-- Cyan announcement, Feb 9 2021
The Guild of Archivists (according to its own about page!) has been running for twenty years. If you look back into my old Uru pages you'll find many links to D'niPedia, the wiki's original home at dpwr.net. It's one of those fan resources which has become invaluable to the original creator, and Cyan's offer of support reflects this.

I also caught scent of an online documentary series called Preserving Worlds. I'm not familiar with Means TV, the studio that created it -- they seem to cover political topics primarily -- but they seem to have taken a stab at videogame history. The show was created by Derek Murphy and Mitchell Zemil; it consists of six thirty-minute episodes covering ZZT, Second Life, Myst Online, and other multiplayer games of yore.
(Bonus points for the Chicago font styling!)
I just watched the Myst Online episode. It consists of an in-depth interview with Zib (Max Batchelder), a long-time fan -- I've seen him around the forums and conventions forever. He gives a good thumbnail overview of Uru's checkered history and its many fan incarnations, followed by a tour of several fan-created Ages.
The background footage of the show is clips from Uru Ages. Some are familiar areas from Cyan's original game, others are fan Ages; but the documentary presents them on an equal footing. There's no hierarchy of "canon versus fandom" -- they stand entirely on their own merits until Zib begins to introduce particulars. (And then there's a credits list at the end.) I thought that was a nice touch.
The interview was recorded last summer, before Cyan's surprise release of three fan Ages on the official Myst Online server. Each of those three appears in the show; so do several others that I'd only seen as static snapshots in a gallery. I appreciated the walking tour.

Friday, January 8, 2021

Four (or five) recent Lovecraftians

"Lovecraftian game" is an improbable label to begin with. We don't say "Conan-Doylian game" or "Gibsonian" or "George-Lucasian". Games have adapted stories by Poe and Verne and so on, but not enough to talk about them as a category. Tolkien adaptations are an industry in themselves, but you'd say "Middle Earth games" -- maybe -- certainly not "Tolkienian".
Lovecraft, as always, is weirdly liminal: a collection of tropes that can be, and arguably should be, detached from the stories themselves.
So. A game genre (subgenre) is a set of conventions about what you do. Except Lovecraftian-ness isn't defined by what you do; it's defined by what happens to you. You are shaken out of your mundane reality and forced to confront the cosmically terrifying. (Or cosmically astonishing, but we'll get there.) What you do in your mundane reality is an open question.
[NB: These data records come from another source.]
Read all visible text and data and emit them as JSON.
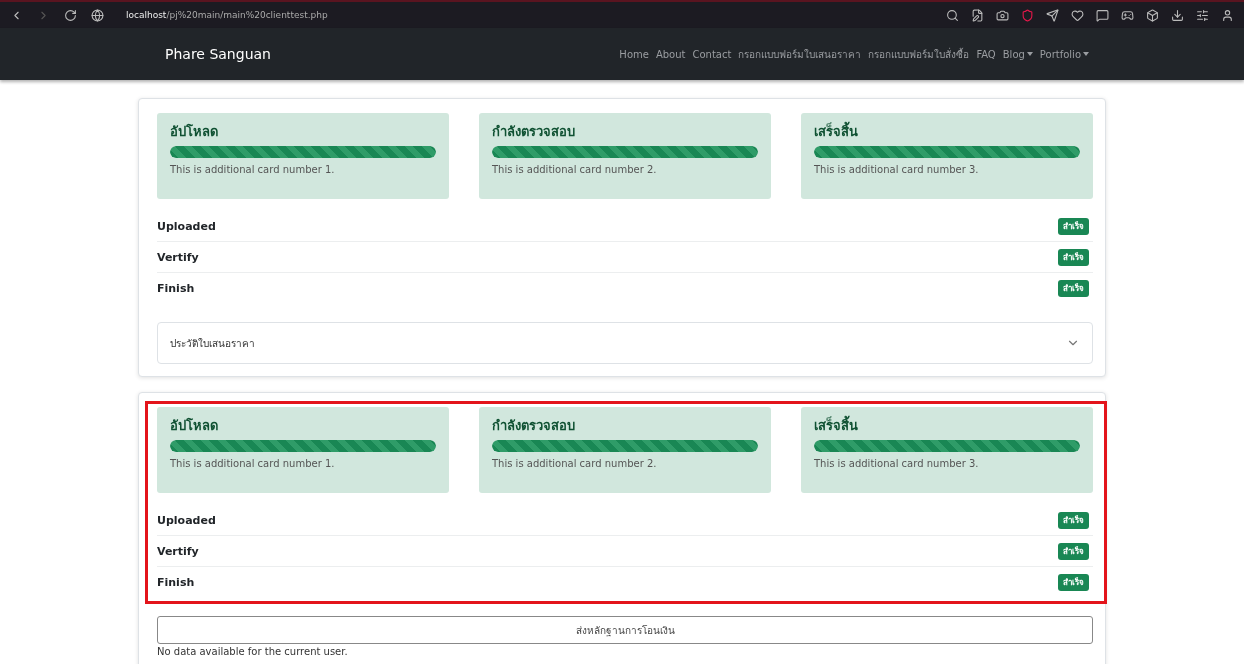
{
  "browser": {
    "url_host": "localhost",
    "url_path": "/pj%20main/main%20clienttest.php"
  },
  "navbar": {
    "brand": "Phare Sanguan",
    "links": [
      {
        "label": "Home",
        "dropdown": false
      },
      {
        "label": "About",
        "dropdown": false
      },
      {
        "label": "Contact",
        "dropdown": false
      },
      {
        "label": "กรอกแบบฟอร์มใบเสนอราคา",
        "dropdown": false
      },
      {
        "label": "กรอกแบบฟอร์มใบสั่งซื้อ",
        "dropdown": false
      },
      {
        "label": "FAQ",
        "dropdown": false
      },
      {
        "label": "Blog",
        "dropdown": true
      },
      {
        "label": "Portfolio",
        "dropdown": true
      }
    ]
  },
  "sections": [
    {
      "highlighted": false,
      "stages": [
        {
          "title": "อัปโหลด",
          "level": 1,
          "text": "This is additional card number 1."
        },
        {
          "title": "กำลังตรวจสอบ",
          "level": 1,
          "text": "This is additional card number 2."
        },
        {
          "title": "เสร็จสิ้น",
          "level": 1,
          "text": "This is additional card number 3."
        }
      ],
      "steps": [
        {
          "label": "Uploaded",
          "badge": "สำเร็จ"
        },
        {
          "label": "Vertify",
          "badge": "สำเร็จ"
        },
        {
          "label": "Finish",
          "badge": "สำเร็จ"
        }
      ],
      "accordion": {
        "title": "ประวัติใบเสนอราคา",
        "expanded": false
      }
    },
    {
      "highlighted": true,
      "stages": [
        {
          "title": "อัปโหลด",
          "level": 1,
          "text": "This is additional card number 1."
        },
        {
          "title": "กำลังตรวจสอบ",
          "level": 1,
          "text": "This is additional card number 2."
        },
        {
          "title": "เสร็จสิ้น",
          "level": 1,
          "text": "This is additional card number 3."
        }
      ],
      "steps": [
        {
          "label": "Uploaded",
          "badge": "สำเร็จ"
        },
        {
          "label": "Vertify",
          "badge": "สำเร็จ"
        },
        {
          "label": "Finish",
          "badge": "สำเร็จ"
        }
      ],
      "button": "ส่งหลักฐานการโอนเงิน",
      "note": "No data available for the current user."
    }
  ]
}
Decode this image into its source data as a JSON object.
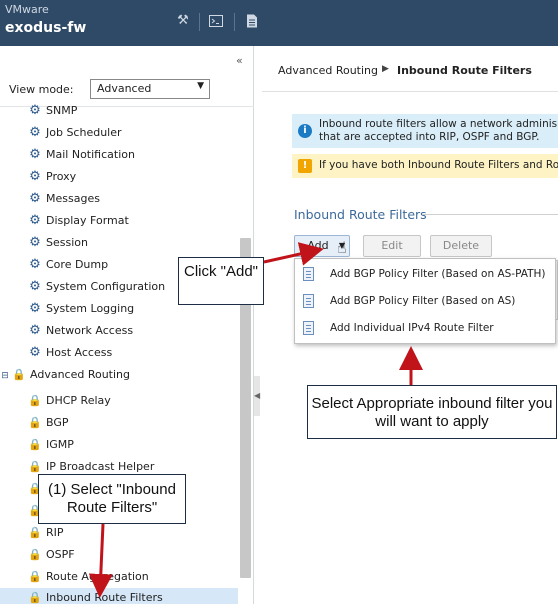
{
  "header": {
    "brand": "VMware",
    "title": "exodus-fw",
    "icons": [
      "wrench-icon",
      "terminal-icon",
      "document-icon"
    ]
  },
  "left_panel": {
    "collapse_glyph": "«",
    "view_mode_label": "View mode:",
    "view_mode_value": "Advanced",
    "items": [
      {
        "label": "SNMP",
        "icon": "gear-icon"
      },
      {
        "label": "Job Scheduler",
        "icon": "gear-icon"
      },
      {
        "label": "Mail Notification",
        "icon": "gear-icon"
      },
      {
        "label": "Proxy",
        "icon": "gear-icon"
      },
      {
        "label": "Messages",
        "icon": "gear-icon"
      },
      {
        "label": "Display Format",
        "icon": "gear-icon"
      },
      {
        "label": "Session",
        "icon": "gear-icon"
      },
      {
        "label": "Core Dump",
        "icon": "gear-icon"
      },
      {
        "label": "System Configuration",
        "icon": "gear-icon"
      },
      {
        "label": "System Logging",
        "icon": "gear-icon"
      },
      {
        "label": "Network Access",
        "icon": "gear-icon"
      },
      {
        "label": "Host Access",
        "icon": "gear-icon"
      },
      {
        "label": "Advanced Routing",
        "icon": "routing-icon"
      },
      {
        "label": "DHCP Relay",
        "icon": "routing-icon"
      },
      {
        "label": "BGP",
        "icon": "routing-icon"
      },
      {
        "label": "IGMP",
        "icon": "routing-icon"
      },
      {
        "label": "IP Broadcast Helper",
        "icon": "routing-icon"
      },
      {
        "label": "RIP",
        "icon": "routing-icon"
      },
      {
        "label": "OSPF",
        "icon": "routing-icon"
      },
      {
        "label": "Route Aggregation",
        "icon": "routing-icon"
      },
      {
        "label": "Inbound Route Filters",
        "icon": "routing-icon"
      }
    ]
  },
  "breadcrumb": {
    "root": "Advanced Routing",
    "current": "Inbound Route Filters"
  },
  "banners": {
    "info_line1": "Inbound route filters allow a network adminis",
    "info_line2": "that are accepted into RIP, OSPF and BGP.",
    "warning": "If you have both Inbound Route Filters and Ro"
  },
  "section": {
    "title": "Inbound Route Filters"
  },
  "toolbar": {
    "add_label": "Add",
    "edit_label": "Edit",
    "delete_label": "Delete"
  },
  "add_menu": [
    {
      "label": "Add BGP Policy Filter (Based on AS-PATH)"
    },
    {
      "label": "Add BGP Policy Filter (Based on AS)"
    },
    {
      "label": "Add Individual IPv4 Route Filter"
    }
  ],
  "annotations": {
    "click_add": "Click \"Add\"",
    "select_filter": "Select Appropriate inbound filter you will want to apply",
    "select_inbound": "(1) Select \"Inbound Route Filters\""
  },
  "colors": {
    "header_bg": "#2f4a66",
    "accent": "#3b6a9a",
    "selected_row": "#d6e8f8",
    "info_bg": "#d9eef9",
    "warning_bg": "#fdf3c4",
    "arrow": "#c0141a"
  }
}
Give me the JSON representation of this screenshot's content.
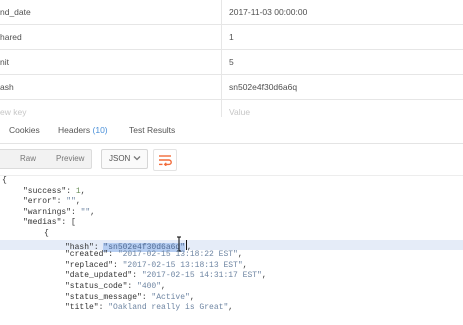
{
  "params": {
    "rows": [
      {
        "key": "nd_date",
        "value": "2017-11-03 00:00:00"
      },
      {
        "key": "hared",
        "value": "1"
      },
      {
        "key": "nit",
        "value": "5"
      },
      {
        "key": "ash",
        "value": "sn502e4f30d6a6q"
      }
    ],
    "new_key_placeholder": "ew key",
    "new_value_placeholder": "Value"
  },
  "tabs": {
    "cookies": "Cookies",
    "headers": "Headers",
    "headers_count": "(10)",
    "tests": "Test Results"
  },
  "toolbar": {
    "pretty_partial": "",
    "raw": "Raw",
    "preview": "Preview",
    "format": "JSON",
    "wrap_icon": "wrap-lines-icon",
    "accent": "#f26b3a"
  },
  "response": {
    "l1": "{",
    "l2_key": "\"success\"",
    "l2_val": "1",
    "l3_key": "\"error\"",
    "l3_val": "\"\"",
    "l4_key": "\"warnings\"",
    "l4_val": "\"\"",
    "l5_key": "\"medias\"",
    "l5_tail": ": [",
    "l6": "{",
    "hash_key": "\"hash\"",
    "hash_val": "\"sn502e4f30d6a6q\"",
    "created_key": "\"created\"",
    "created_val": "\"2017-02-15 13:18:22 EST\"",
    "replaced_key": "\"replaced\"",
    "replaced_val": "\"2017-02-15 13:18:13 EST\"",
    "updated_key": "\"date_updated\"",
    "updated_val": "\"2017-02-15 14:31:17 EST\"",
    "status_code_key": "\"status_code\"",
    "status_code_val": "\"400\"",
    "status_message_key": "\"status_message\"",
    "status_message_val": "\"Active\"",
    "title_key": "\"title\"",
    "title_val": "\"Oakland really is Great\""
  }
}
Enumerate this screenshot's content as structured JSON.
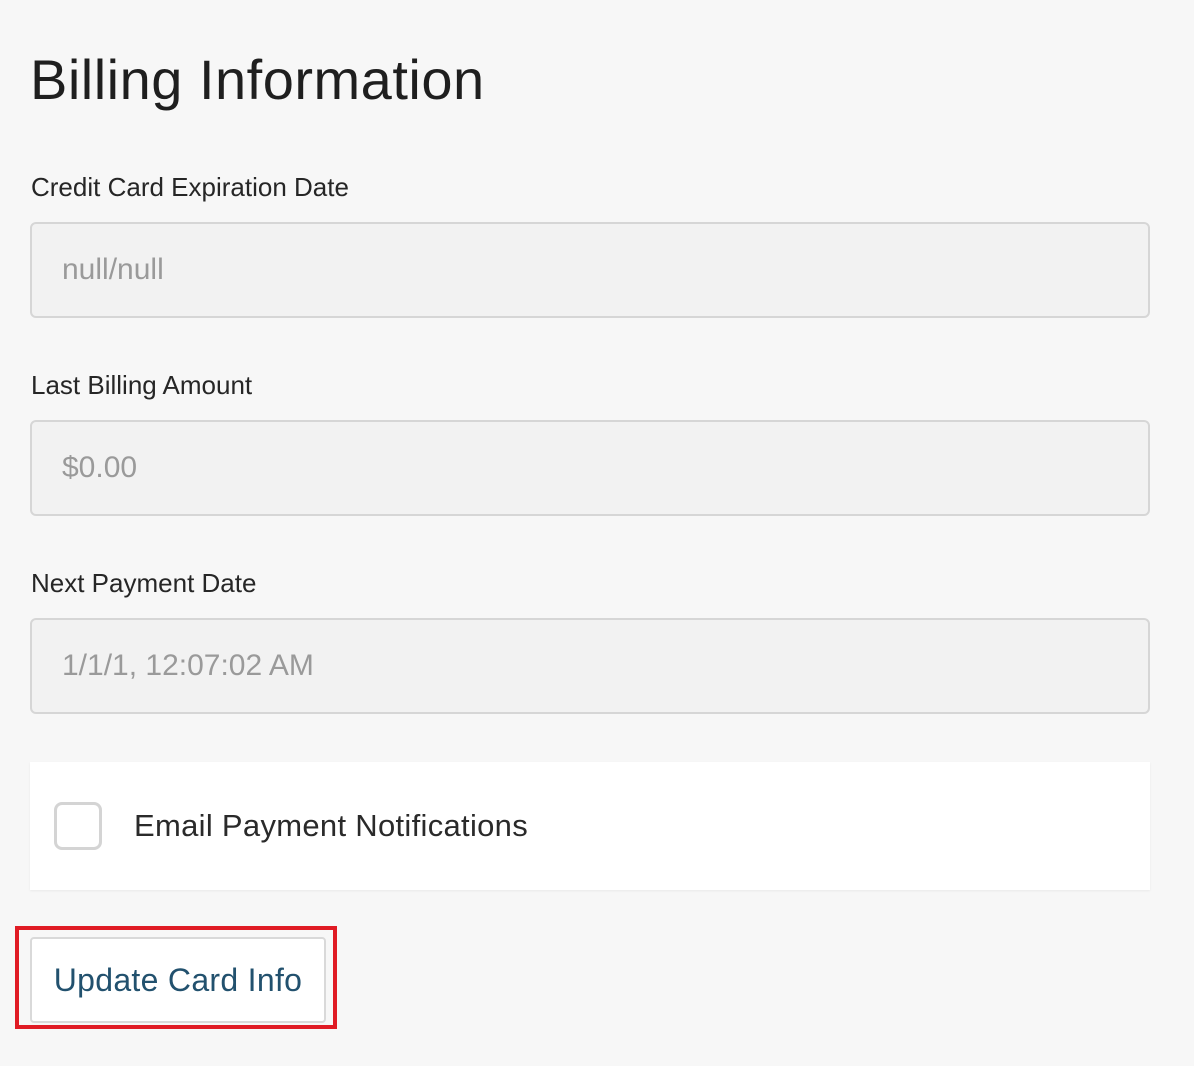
{
  "page": {
    "title": "Billing Information"
  },
  "fields": {
    "expiration": {
      "label": "Credit Card Expiration Date",
      "value": "null/null"
    },
    "last_amount": {
      "label": "Last Billing Amount",
      "value": "$0.00"
    },
    "next_payment": {
      "label": "Next Payment Date",
      "value": "1/1/1, 12:07:02 AM"
    }
  },
  "notifications": {
    "label": "Email Payment Notifications",
    "checked": false
  },
  "actions": {
    "update_label": "Update Card Info"
  },
  "colors": {
    "button_text": "#22516e",
    "highlight": "#e01b24"
  }
}
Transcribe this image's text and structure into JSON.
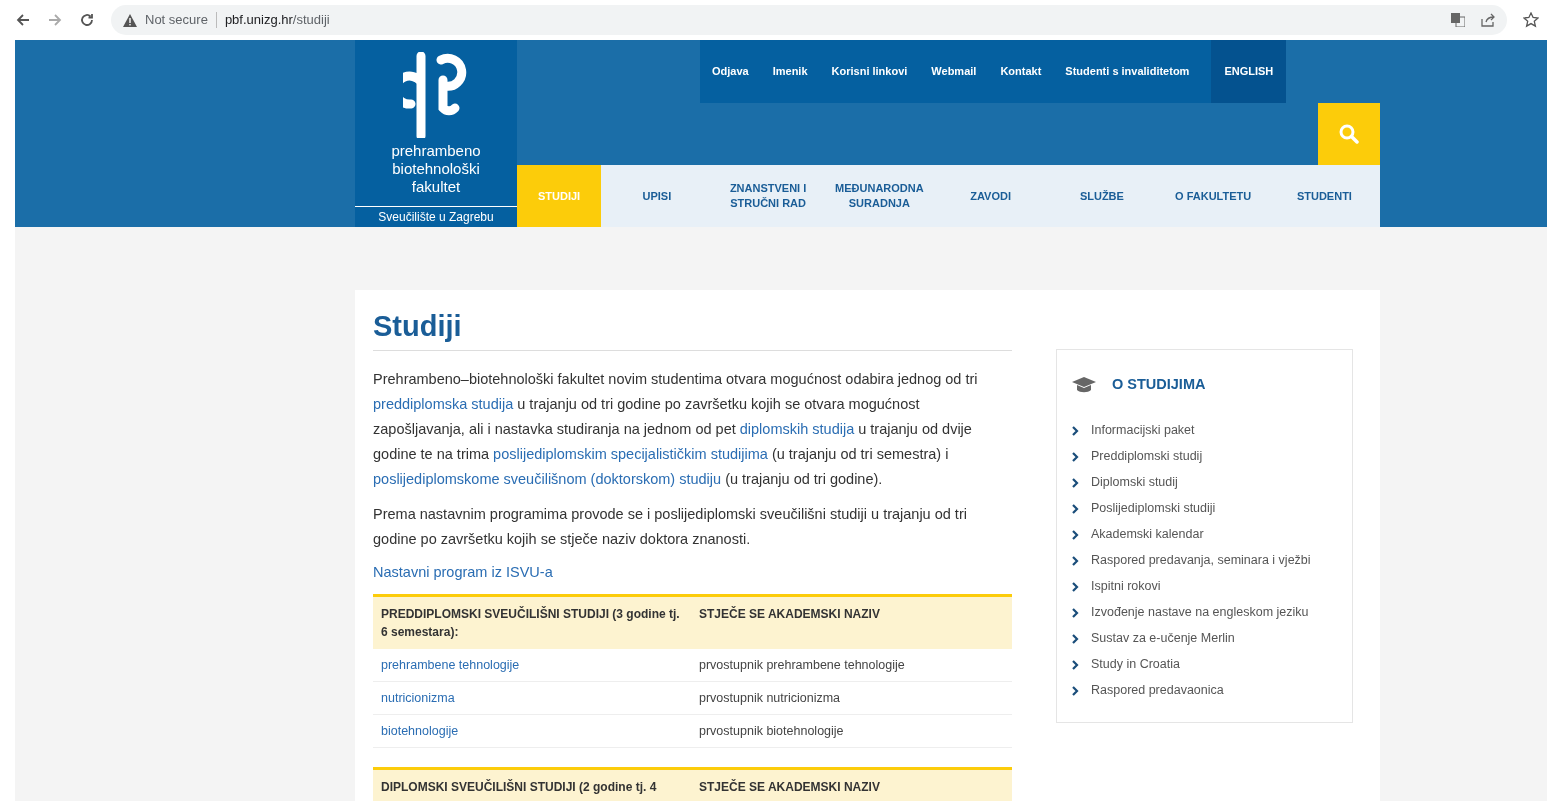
{
  "browser": {
    "security": "Not secure",
    "url_host": "pbf.unizg.hr",
    "url_path": "/studiji"
  },
  "logo": {
    "lines": [
      "prehrambeno",
      "biotehnološki",
      "fakultet"
    ],
    "university": "Sveučilište u Zagrebu"
  },
  "top_links": [
    {
      "label": "Odjava",
      "highlight": false
    },
    {
      "label": "Imenik",
      "highlight": false
    },
    {
      "label": "Korisni linkovi",
      "highlight": false
    },
    {
      "label": "Webmail",
      "highlight": false
    },
    {
      "label": "Kontakt",
      "highlight": false
    },
    {
      "label": "Studenti s invaliditetom",
      "highlight": false
    },
    {
      "label": "ENGLISH",
      "highlight": true
    }
  ],
  "nav": [
    {
      "label": "STUDIJI",
      "selected": true
    },
    {
      "label": "UPISI",
      "selected": false
    },
    {
      "label": "ZNANSTVENI I STRUČNI RAD",
      "selected": false
    },
    {
      "label": "MEĐUNARODNA SURADNJA",
      "selected": false
    },
    {
      "label": "ZAVODI",
      "selected": false
    },
    {
      "label": "SLUŽBE",
      "selected": false
    },
    {
      "label": "O FAKULTETU",
      "selected": false
    },
    {
      "label": "STUDENTI",
      "selected": false
    }
  ],
  "page_title": "Studiji",
  "paragraphs": [
    [
      {
        "text": "Prehrambeno–biotehnološki fakultet novim studentima otvara mogućnost odabira jednog od tri ",
        "link": false
      },
      {
        "text": "preddiplomska studija",
        "link": true
      },
      {
        "text": " u trajanju od tri godine po završetku kojih se otvara mogućnost zapošljavanja, ali i nastavka studiranja na jednom od pet ",
        "link": false
      },
      {
        "text": "diplomskih studija",
        "link": true
      },
      {
        "text": " u trajanju od dvije godine te na trima ",
        "link": false
      },
      {
        "text": "poslijediplomskim specijalističkim studijima",
        "link": true
      },
      {
        "text": " (u trajanju od tri semestra) i ",
        "link": false
      },
      {
        "text": "poslijediplomskome sveučilišnom (doktorskom) studiju",
        "link": true
      },
      {
        "text": " (u trajanju od tri godine).",
        "link": false
      }
    ],
    [
      {
        "text": "Prema nastavnim programima provode se i poslijediplomski sveučilišni studiji u trajanju od tri godine po završetku kojih se stječe naziv doktora znanosti.",
        "link": false
      }
    ]
  ],
  "program_link": "Nastavni program iz ISVU-a",
  "tables": [
    {
      "columns": [
        "PREDDIPLOMSKI SVEUČILIŠNI STUDIJI (3 godine tj. 6 semestara):",
        "STJEČE SE AKADEMSKI NAZIV"
      ],
      "rows": [
        {
          "program": "prehrambene tehnologije",
          "degree": "prvostupnik prehrambene tehnologije"
        },
        {
          "program": "nutricionizma",
          "degree": "prvostupnik nutricionizma"
        },
        {
          "program": "biotehnologije",
          "degree": "prvostupnik biotehnologije"
        }
      ]
    },
    {
      "columns": [
        "DIPLOMSKI SVEUČILIŠNI STUDIJI (2 godine tj. 4",
        "STJEČE SE AKADEMSKI NAZIV"
      ]
    }
  ],
  "sidebar": {
    "title": "O STUDIJIMA",
    "items": [
      "Informacijski paket",
      "Preddiplomski studij",
      "Diplomski studij",
      "Poslijediplomski studiji",
      "Akademski kalendar",
      "Raspored predavanja, seminara i vježbi",
      "Ispitni rokovi",
      "Izvođenje nastave na engleskom jeziku",
      "Sustav za e-učenje Merlin",
      "Study in Croatia",
      "Raspored predavaonica"
    ]
  }
}
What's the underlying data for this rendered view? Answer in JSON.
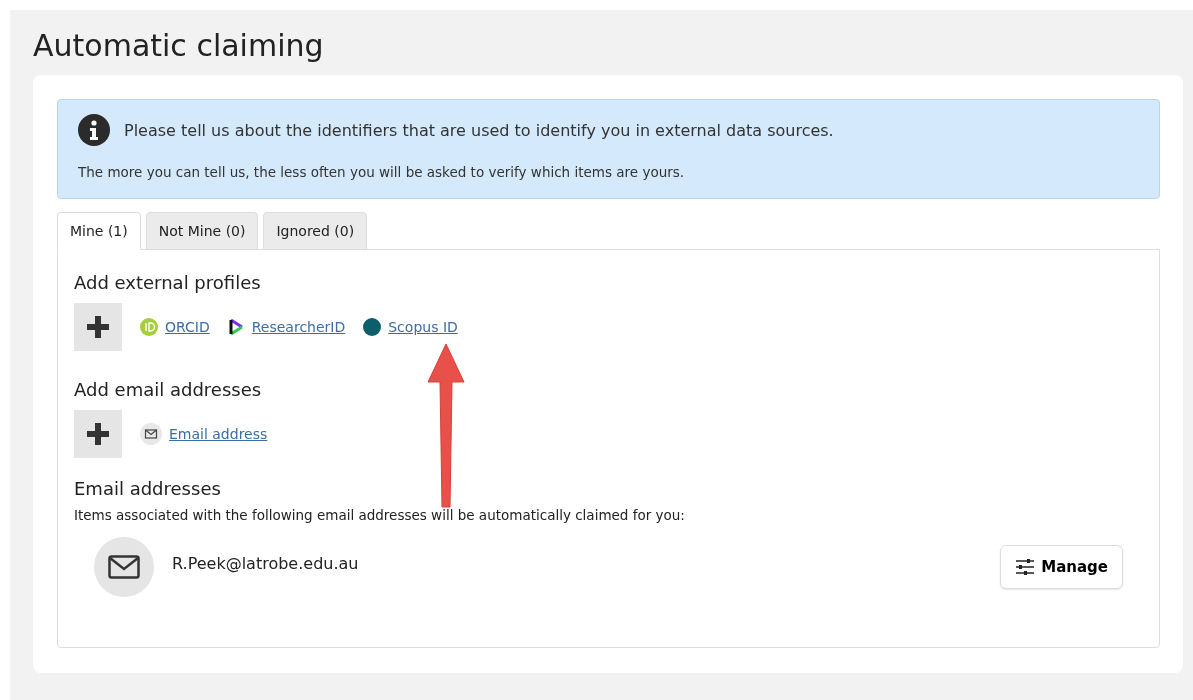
{
  "page_title": "Automatic claiming",
  "info": {
    "heading": "Please tell us about the identifiers that are used to identify you in external data sources.",
    "text": "The more you can tell us, the less often you will be asked to verify which items are yours."
  },
  "tabs": [
    {
      "label": "Mine (1)",
      "selected": true
    },
    {
      "label": "Not Mine (0)",
      "selected": false
    },
    {
      "label": "Ignored (0)",
      "selected": false
    }
  ],
  "profiles": {
    "heading": "Add external profiles",
    "links": [
      {
        "kind": "orcid",
        "label": "ORCID"
      },
      {
        "kind": "researcherid",
        "label": "ResearcherID"
      },
      {
        "kind": "scopus",
        "label": "Scopus ID"
      }
    ]
  },
  "add_email": {
    "heading": "Add email addresses",
    "links": [
      {
        "kind": "email",
        "label": "Email address"
      }
    ]
  },
  "emails": {
    "heading": "Email addresses",
    "text": "Items associated with the following email addresses will be automatically claimed for you:",
    "items": [
      {
        "address": "R.Peek@latrobe.edu.au"
      }
    ],
    "manage_button": "Manage"
  }
}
The opening and closing of the story, before and after revelation, can go anywhere! It's not like a "Sherlock Holmes" game where you know exactly what's on the menu.
Of course, a game that leads up to cosmic discoveries may well start out with mundane discoveries. That's an obvious model; it's why the Call of Cthulhu RPG is canonically about investigators. I don't have hard stats, but I'd bet that the most common Lovecraftian crossover is the hard-headed private eye who's seen it all and is about to see a whole lot more.
Now look: I'm going to ignore the kind of game where phallic oozing horrors swarm at you and you mow them down with a shotgun. That's Lovecraftian only in the sense of H. R. Giger and the Aliens franchise -- the influence is unarguable, but anything you can blow up ain't cosmic. (Nor run over with a boat; really, don't get me started.)
(Yes, I'm handwaving a lot of ground here. The FPS Gigeresques led directly to survival horror by simply deleting the shotgun. Many undeniably Lovecraftian titles there. But "shooting" and "dodging" are the easy answers in game design, right? And even with those answers, players demand at least a little plot.)
A lot of Lovecraftian games start out with the general question: what's going on here? As these games indeed do. But that doesn't mean that you do the same stuff in them. Let's compare.
  • Moons of Madness
  • Transient
  • Old Gods Rising
  • Call of the Sea
  • Paradise Killer